  • 4. Ninety percent of all examinees agree that the wolf population decreased in the last 20 years in Croatia.

It can be concluded that the size of wolf population, and the related size of damage are the principle determinants of the attitude of local human population towards wolves. From 1986/87 the wolf dropped from the fourth to the seventh place as a pest animal in the people’s minds.

The attitude towards wolves in Croatia seems already favorable enough for the urgent introduction of legal protection. Additional informing and educating the public about the real wolf population status would further contribute to the conservation of species. Saving the wolves in Croatia would help save their population in the neighboring Slovenia, and it is an essential step to facilitate further dispersal of wolves towards northwest, i.e. Alps.

1. Gyorgy, J. 1984. Istra`ivanje javnog miljenja o vukovima u Hrvatskoj. Drugi kongres biologa hrvatske, Zadar, pp 116-117.
2. Huber, D, Mitevski, S., and Kuhar, D. 1992. Questionnaire on wolves in Croatia and Macedonia: comparison of public attitudes. pp. 124 – 125 in Wolves in Europe – status and perspectives. C. Promberger and W. Schroder, editors. Oberammergau, Germany.
3. Mori, S., and Huber, D. 1989. Istra`ivanje miljenja stranih posjetilaca Nacionalnog parka Plitvi~ka jezera o medvjedima i vukovima. Ekologija. 24: 21-33.

Fig. 1. Percents of the examined rural persons in Croatia that think that the wolf population is too high, that the bounty should be paid for the killed wolf, and that the poisons should be used against them. Compared are the data from this study with the ones from 1983 (Gyorgy 1984) or 1986/87 (Huber et al. 1992).
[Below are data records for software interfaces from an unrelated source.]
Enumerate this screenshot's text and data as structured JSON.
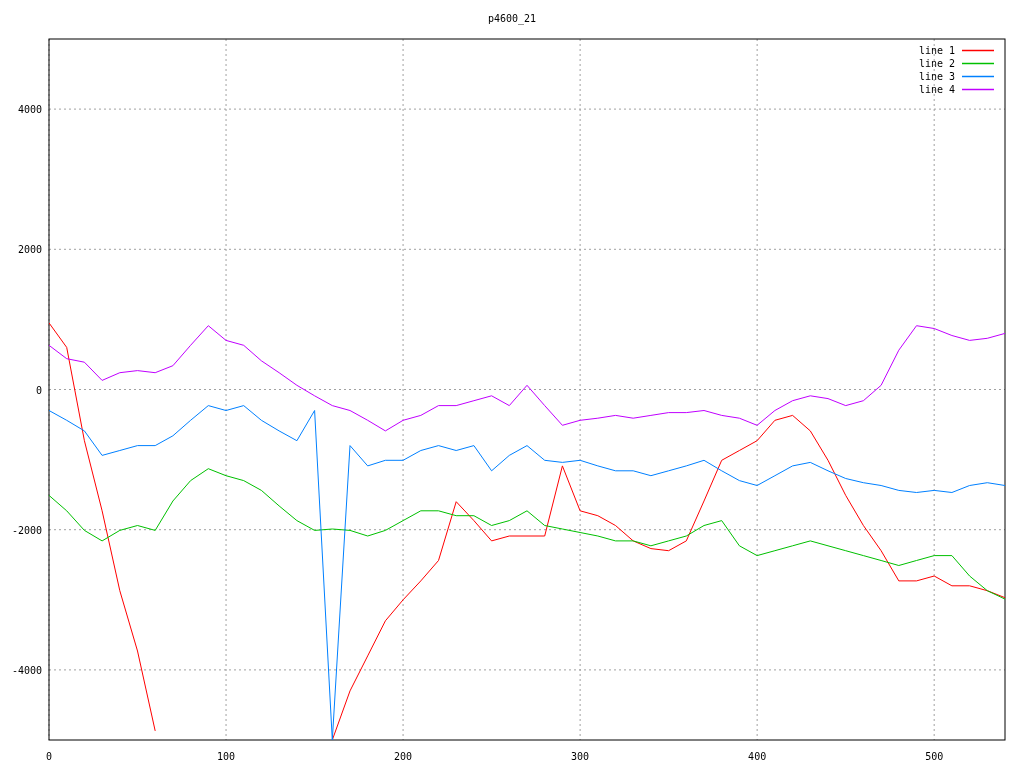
{
  "chart_data": {
    "type": "line",
    "title": "p4600_21",
    "x": [
      0,
      10,
      20,
      30,
      40,
      50,
      60,
      70,
      80,
      90,
      100,
      110,
      120,
      130,
      140,
      150,
      160,
      170,
      180,
      190,
      200,
      210,
      220,
      230,
      240,
      250,
      260,
      270,
      280,
      290,
      300,
      310,
      320,
      330,
      340,
      350,
      360,
      370,
      380,
      390,
      400,
      410,
      420,
      430,
      440,
      450,
      460,
      470,
      480,
      490,
      500,
      510,
      520,
      530,
      540
    ],
    "series": [
      {
        "name": "line 1",
        "color": "#ff0000",
        "values": [
          950,
          600,
          -730,
          -1730,
          -2870,
          -3730,
          -4870,
          null,
          null,
          null,
          null,
          null,
          null,
          null,
          null,
          null,
          -5000,
          -4300,
          -3800,
          -3300,
          -3000,
          -2730,
          -2440,
          -1600,
          -1870,
          -2160,
          -2090,
          -2090,
          -2090,
          -1090,
          -1730,
          -1800,
          -1940,
          -2160,
          -2270,
          -2300,
          -2160,
          -1590,
          -1010,
          -870,
          -730,
          -440,
          -370,
          -590,
          -1010,
          -1510,
          -1940,
          -2300,
          -2730,
          -2730,
          -2660,
          -2800,
          -2800,
          -2870,
          -2970
        ]
      },
      {
        "name": "line 2",
        "color": "#00c000",
        "values": [
          -1510,
          -1730,
          -2010,
          -2160,
          -2010,
          -1940,
          -2010,
          -1590,
          -1300,
          -1130,
          -1230,
          -1300,
          -1440,
          -1660,
          -1870,
          -2010,
          -1990,
          -2010,
          -2090,
          -2010,
          -1870,
          -1730,
          -1730,
          -1800,
          -1800,
          -1940,
          -1870,
          -1730,
          -1940,
          -1990,
          -2040,
          -2090,
          -2160,
          -2160,
          -2230,
          -2160,
          -2090,
          -1940,
          -1870,
          -2230,
          -2370,
          -2300,
          -2230,
          -2160,
          -2230,
          -2300,
          -2370,
          -2440,
          -2510,
          -2440,
          -2370,
          -2370,
          -2660,
          -2870,
          -2990
        ]
      },
      {
        "name": "line 3",
        "color": "#0080ff",
        "values": [
          -300,
          -440,
          -590,
          -940,
          -870,
          -800,
          -800,
          -660,
          -440,
          -230,
          -300,
          -230,
          -440,
          -590,
          -730,
          -300,
          -5000,
          -800,
          -1090,
          -1010,
          -1010,
          -870,
          -800,
          -870,
          -800,
          -1160,
          -940,
          -800,
          -1010,
          -1040,
          -1010,
          -1090,
          -1160,
          -1160,
          -1230,
          -1160,
          -1090,
          -1010,
          -1160,
          -1300,
          -1370,
          -1230,
          -1090,
          -1040,
          -1160,
          -1270,
          -1330,
          -1370,
          -1440,
          -1470,
          -1440,
          -1470,
          -1370,
          -1330,
          -1370
        ]
      },
      {
        "name": "line 4",
        "color": "#c000ff",
        "values": [
          630,
          440,
          390,
          130,
          240,
          270,
          240,
          340,
          630,
          910,
          700,
          630,
          410,
          240,
          60,
          -90,
          -230,
          -300,
          -440,
          -590,
          -440,
          -370,
          -230,
          -230,
          -160,
          -90,
          -230,
          60,
          -230,
          -510,
          -440,
          -410,
          -370,
          -410,
          -370,
          -330,
          -330,
          -300,
          -370,
          -410,
          -510,
          -300,
          -160,
          -90,
          -130,
          -230,
          -160,
          60,
          560,
          910,
          870,
          770,
          700,
          730,
          800
        ]
      }
    ],
    "grid": true,
    "legend": true,
    "xlim": [
      0,
      540
    ],
    "ylim": [
      -5000,
      5000
    ],
    "xticks": [
      0,
      100,
      200,
      300,
      400,
      500
    ],
    "yticks": [
      -4000,
      -2000,
      0,
      2000,
      4000
    ]
  }
}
Fig. 2. Comparisons of attitudes towards wolves, bears and lynx in Croatia. Shown are the percents of the examined rural persons in Croatia that would give to the wolf, bear and lynx the total protection or would like to see them exterminated.
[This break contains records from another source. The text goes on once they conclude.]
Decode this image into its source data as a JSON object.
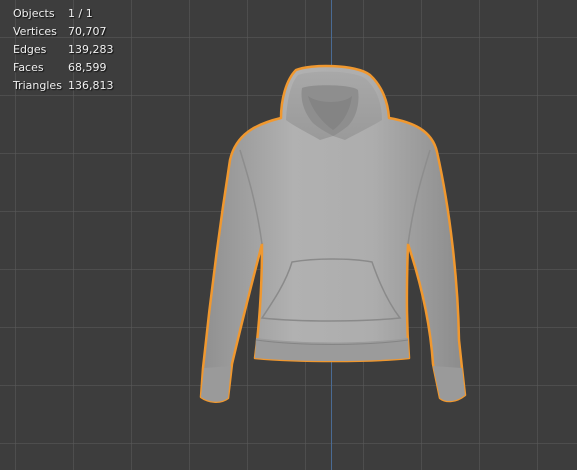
{
  "overlay": {
    "stats": [
      {
        "label": "Objects",
        "value": "1 / 1"
      },
      {
        "label": "Vertices",
        "value": "70,707"
      },
      {
        "label": "Edges",
        "value": "139,283"
      },
      {
        "label": "Faces",
        "value": "68,599"
      },
      {
        "label": "Triangles",
        "value": "136,813"
      }
    ]
  },
  "scene": {
    "object": "hoodie-mesh",
    "selected": true,
    "outline_color": "#f0982f",
    "mesh_color": "#a9a9a9",
    "background_color": "#3d3d3d",
    "grid_color": "#555555",
    "z_axis_color": "#4a6b94"
  }
}
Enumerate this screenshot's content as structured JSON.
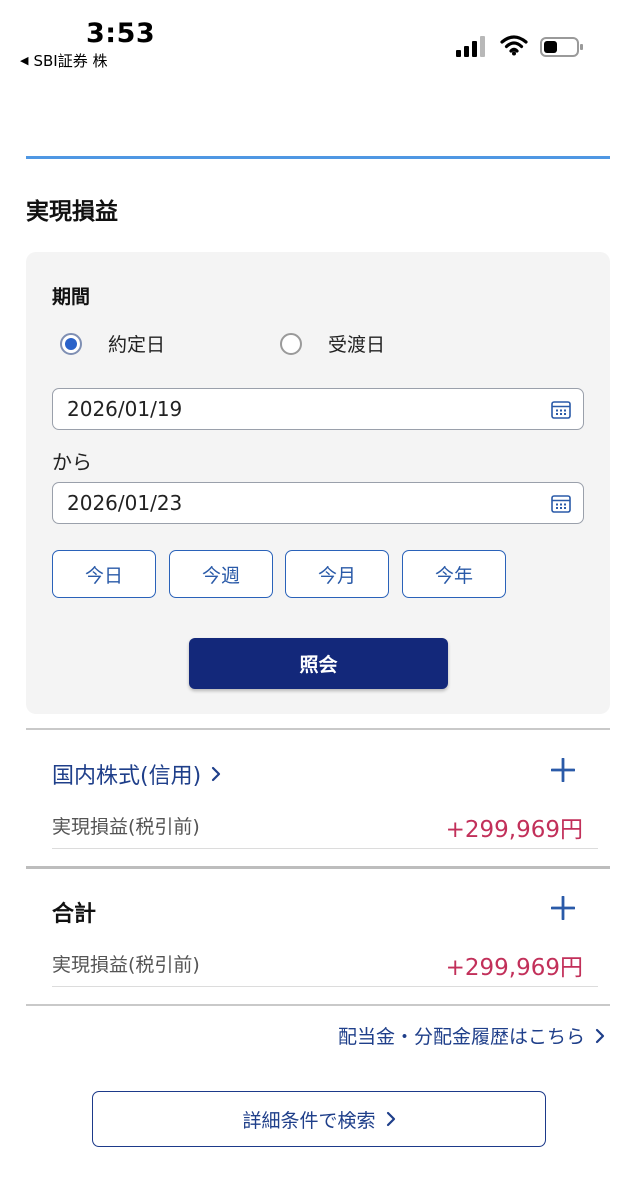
{
  "status_bar": {
    "time": "3:53",
    "back_app": "SBI証券 株",
    "icons": [
      "cellular-signal-icon",
      "wifi-icon",
      "battery-icon"
    ]
  },
  "page": {
    "section_title": "実現損益"
  },
  "filter": {
    "period_label": "期間",
    "radio_options": [
      {
        "label": "約定日",
        "checked": true
      },
      {
        "label": "受渡日",
        "checked": false
      }
    ],
    "date_from": "2026/01/19",
    "between_label": "から",
    "date_to": "2026/01/23",
    "quick_buttons": [
      "今日",
      "今週",
      "今月",
      "今年"
    ],
    "submit_label": "照会"
  },
  "results": [
    {
      "title": "国内株式(信用)",
      "sub_label": "実現損益(税引前)",
      "amount": "+299,969円"
    },
    {
      "title": "合計",
      "sub_label": "実現損益(税引前)",
      "amount": "+299,969円"
    }
  ],
  "links": {
    "dividend_history": "配当金・分配金履歴はこちら",
    "detailed_search": "詳細条件で検索"
  },
  "colors": {
    "accent_rule": "#4f97e3",
    "primary_navy": "#13287a",
    "link_blue": "#1f3f8a",
    "amount_red": "#c2305a",
    "panel_bg": "#f4f4f4"
  }
}
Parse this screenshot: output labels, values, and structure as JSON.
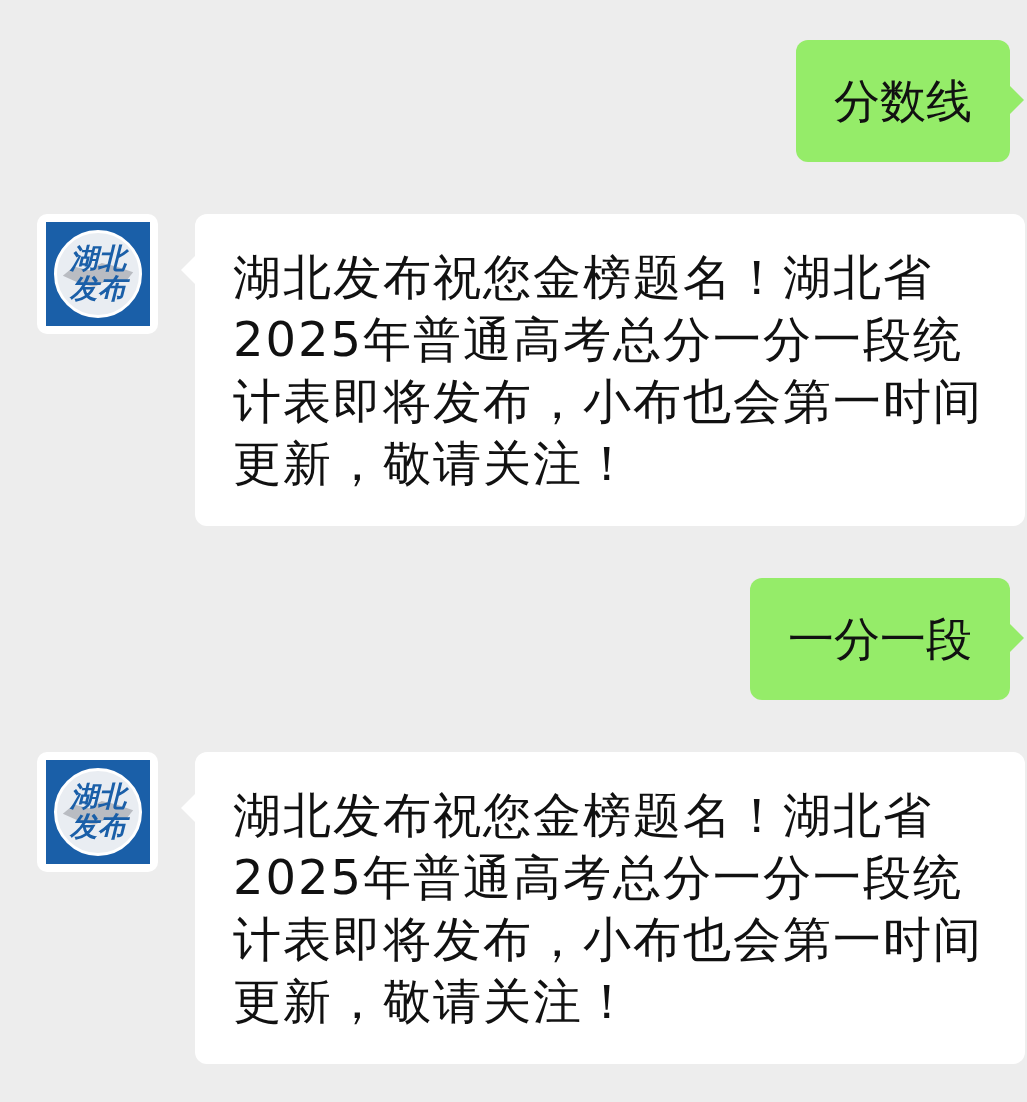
{
  "messages": [
    {
      "kind": "sent",
      "text": "分数线"
    },
    {
      "kind": "received",
      "avatar": {
        "logo_lines": [
          "湖北",
          "发布"
        ]
      },
      "text": "湖北发布祝您金榜题名！湖北省2025年普通高考总分一分一段统计表即将发布，小布也会第一时间更新，敬请关注！"
    },
    {
      "kind": "sent",
      "text": "一分一段"
    },
    {
      "kind": "received",
      "avatar": {
        "logo_lines": [
          "湖北",
          "发布"
        ]
      },
      "text": "湖北发布祝您金榜题名！湖北省2025年普通高考总分一分一段统计表即将发布，小布也会第一时间更新，敬请关注！"
    }
  ]
}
Table 1. Answers to selected questions from the Wolf questionnaire in Croatia.


Rural Examinees
Urban Examinees
    1986/87 a 1993
Wolf population decreased in the last 20 years Yes 45 49 32
No 8 4 5
Wolves live around homesite Yes 46 31 1
No 7 22 52
Have seen a wolf Yes 47 35 13
No 5 18 40
Have heard a wolf howling Yes 39 32 14
No 9 21 39
Have killed a wolf Yes 5 14 0
No 30 39 53
Wolves are harmful in nature Yes 163b 12 14
No 387b 41 39
Wolf Population is too low Yes 35 37
No 18 16
Bounty for a killed wolf Yes 29 12 9
No 5 41 44
Poisons against wolves Yes 9 2 1
No 38 51 52
Desired Status for wolves Protection 14 25
Season 34 24
Extermination 4 4
Desired Status for bear Protection 8 32
Season 44 19
Extermination 1 2
Desired Status for lynx Protection 6 29
Season 33 21
Extermination 14 3

a From Huber et al. (1992) b Data for 1983 from Gyorgy (1984)
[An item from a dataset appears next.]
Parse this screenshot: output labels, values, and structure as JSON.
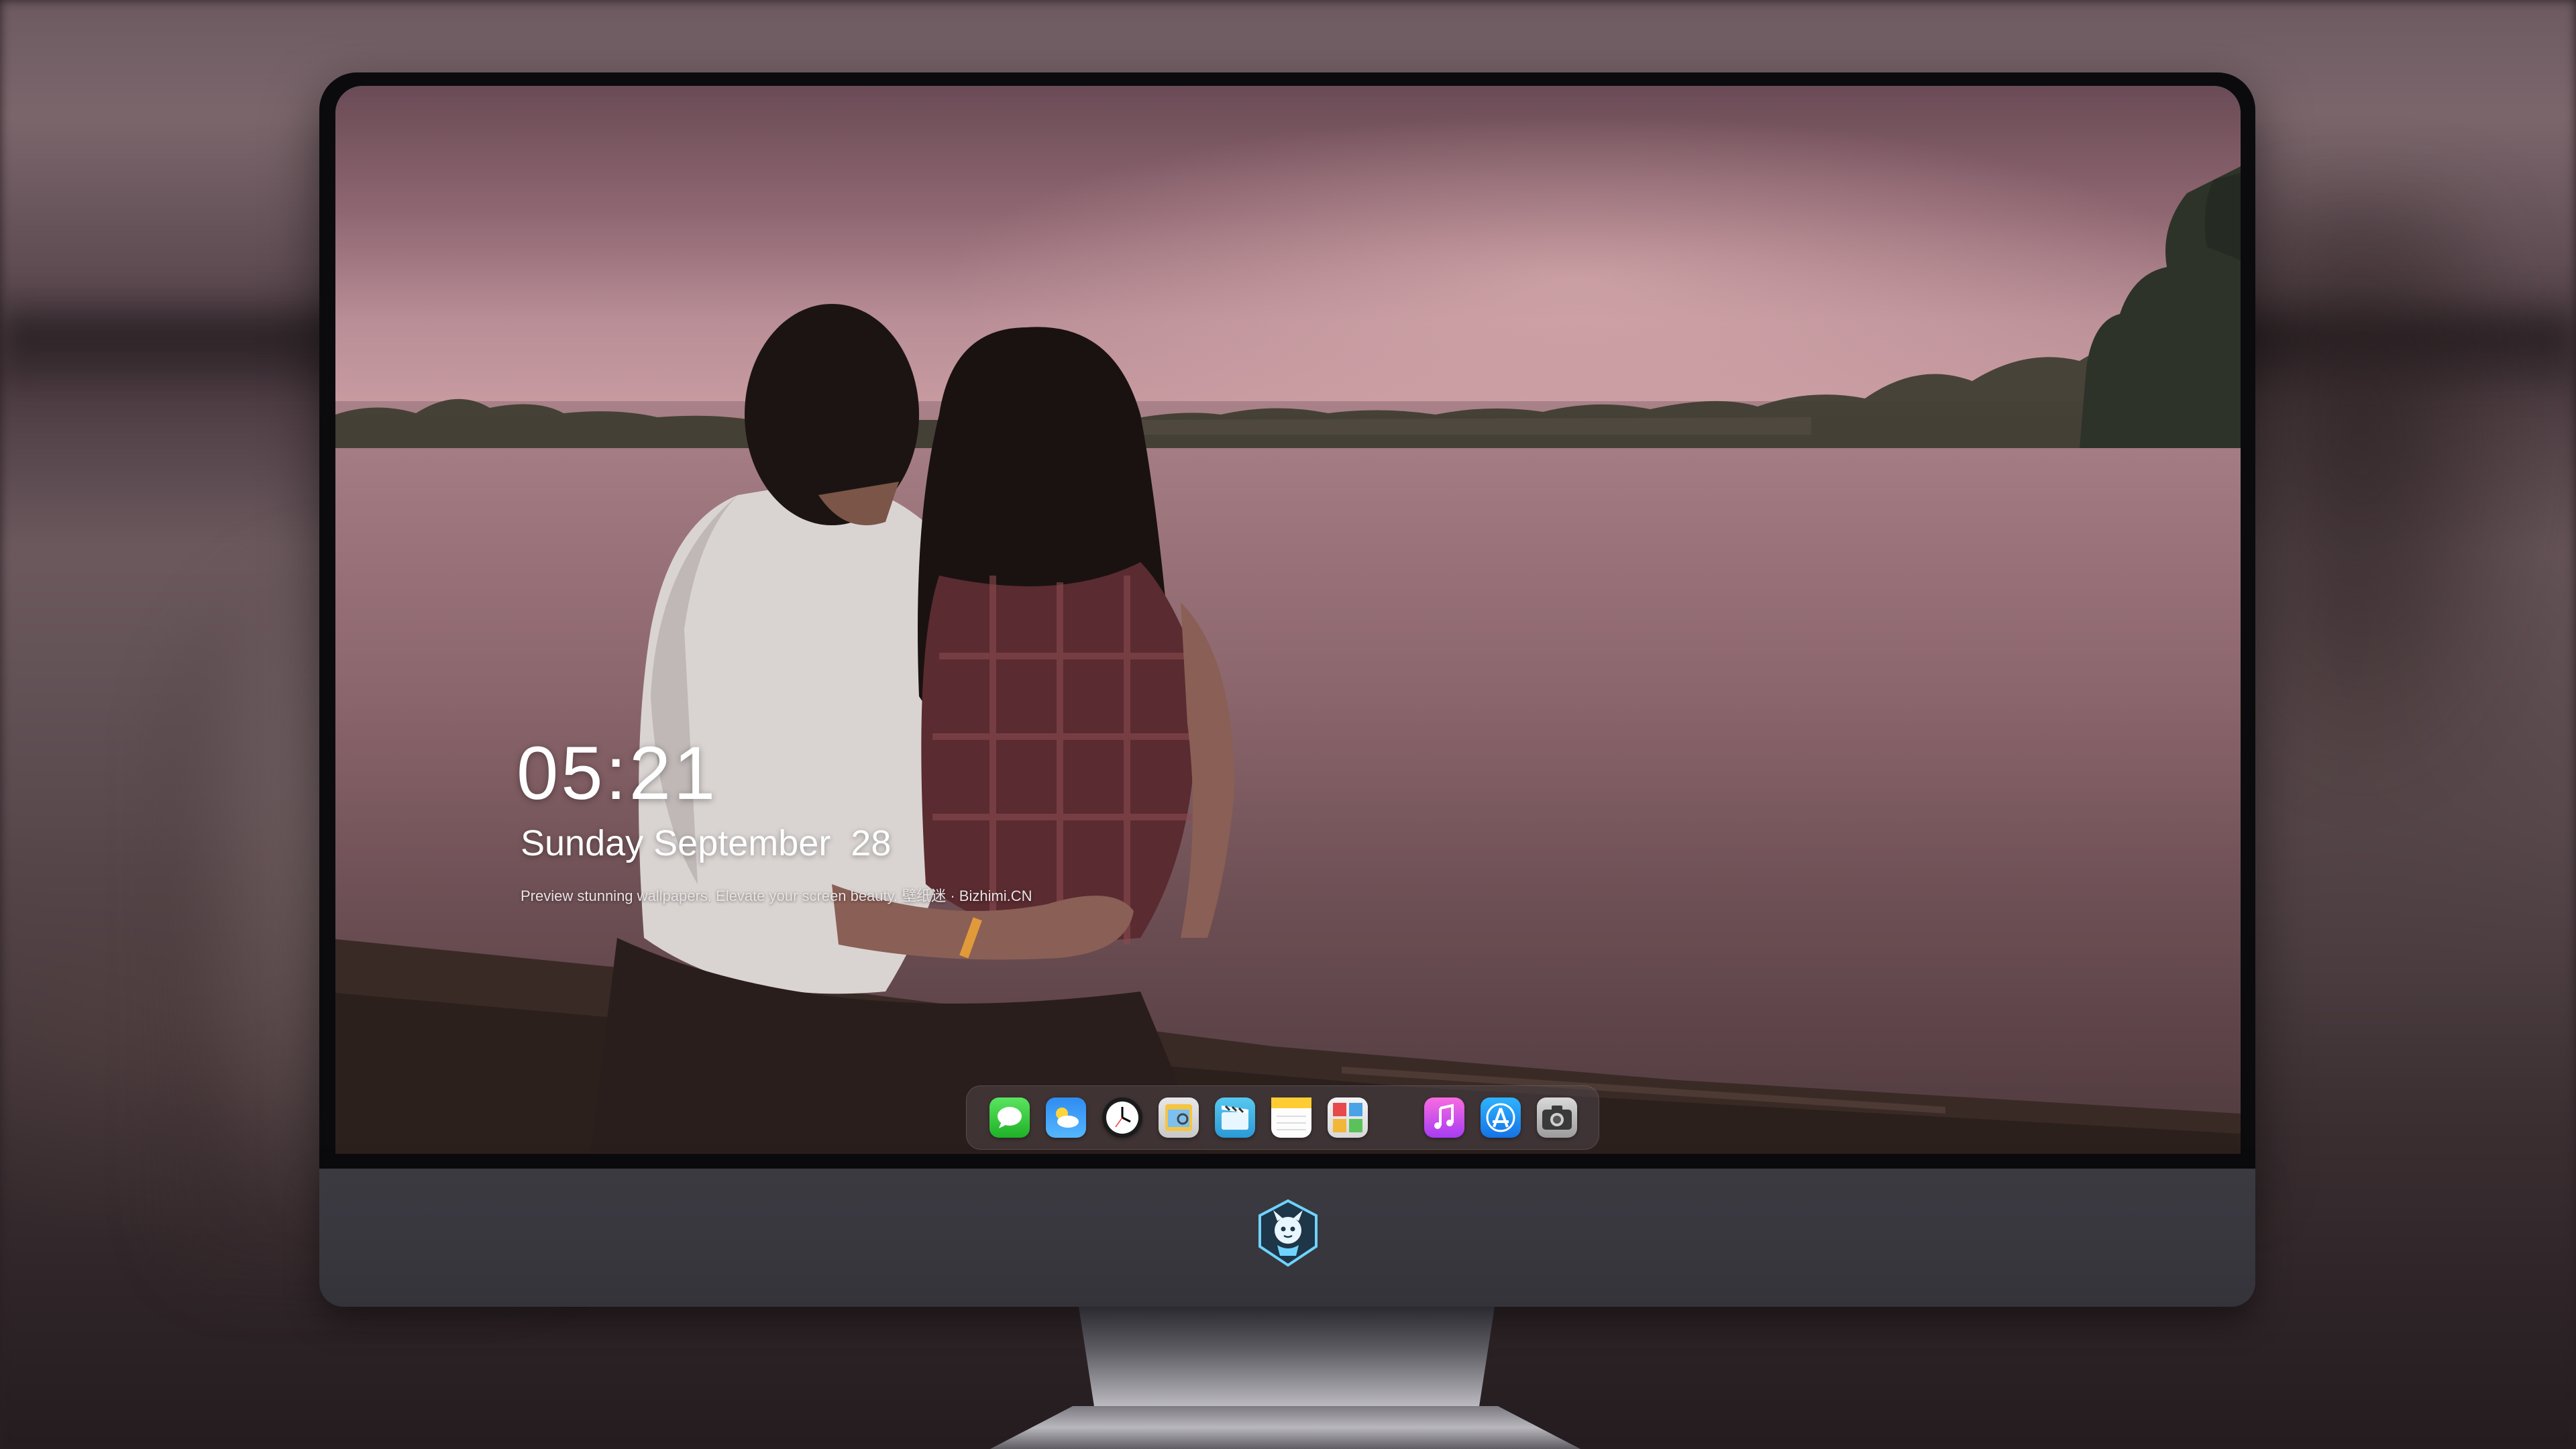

Table 2. Wolf rank as a pest in the minds of examined people cohabitating with wolves. Numbers in brackets show the percent of examinees that see that animal/s as bigger pest/s than wolves.

Rank 1986/87a 1993
1 Bear [85%] Wild Boar [89%]
2 Wild Boar [60%] Insects [85%]
3 Fox [58%] Bear [79%]
4 WOLF   Lynx [72%]
5 Birds [45%] Rodents [62%]
6 Rodents [23%] Fox [57%]
7 Lynx [21%] WOLF  
8 Insects [21%] Hare [30%]
9 Hare [10%] Birds [29%]

a From Huber et al. (1992)